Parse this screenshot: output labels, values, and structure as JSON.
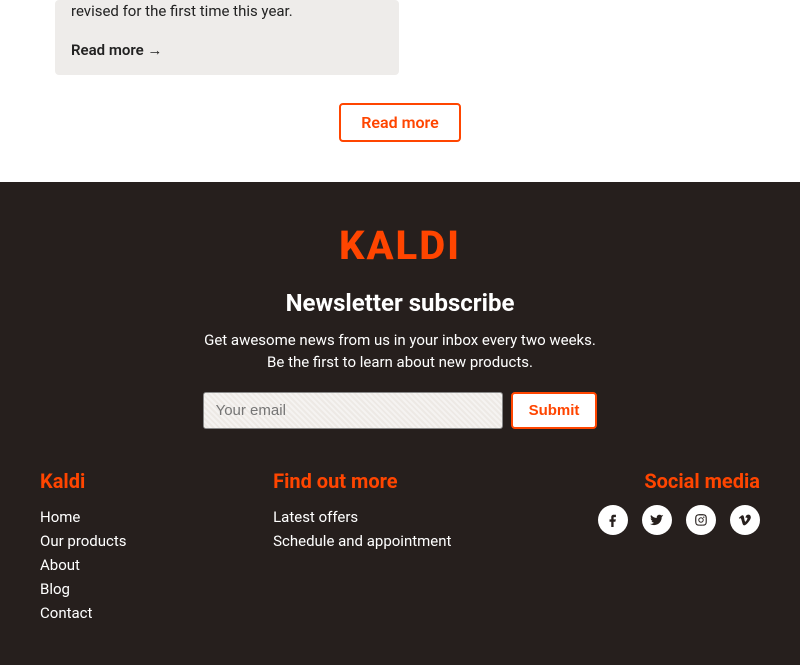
{
  "article": {
    "excerpt": "revised for the first time this year.",
    "read_more_link": "Read more →",
    "read_more_button": "Read more"
  },
  "footer": {
    "brand": "KALDI",
    "newsletter": {
      "title": "Newsletter subscribe",
      "description": "Get awesome news from us in your inbox every two weeks. Be the first to learn about new products.",
      "placeholder": "Your email",
      "submit": "Submit"
    },
    "cols": [
      {
        "title": "Kaldi",
        "items": [
          "Home",
          "Our products",
          "About",
          "Blog",
          "Contact"
        ]
      },
      {
        "title": "Find out more",
        "items": [
          "Latest offers",
          "Schedule and appointment"
        ]
      }
    ],
    "social": {
      "title": "Social media",
      "icons": [
        "facebook",
        "twitter",
        "instagram",
        "vimeo"
      ]
    }
  }
}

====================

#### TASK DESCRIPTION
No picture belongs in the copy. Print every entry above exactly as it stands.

#### SOLUTION TO THE PROBLEM
Parse this screenshot: output labels, values, and structure as JSON.
{
  "article": {
    "excerpt": "revised for the first time this year.",
    "read_more_link": "Read more →",
    "read_more_button": "Read more"
  },
  "footer": {
    "brand": "KALDI",
    "newsletter": {
      "title": "Newsletter subscribe",
      "description": "Get awesome news from us in your inbox every two weeks. Be the first to learn about new products.",
      "placeholder": "Your email",
      "submit": "Submit"
    },
    "cols": [
      {
        "title": "Kaldi",
        "items": [
          "Home",
          "Our products",
          "About",
          "Blog",
          "Contact"
        ]
      },
      {
        "title": "Find out more",
        "items": [
          "Latest offers",
          "Schedule and appointment"
        ]
      }
    ],
    "social": {
      "title": "Social media",
      "icons": [
        "facebook",
        "twitter",
        "instagram",
        "vimeo"
      ]
    }
  }
}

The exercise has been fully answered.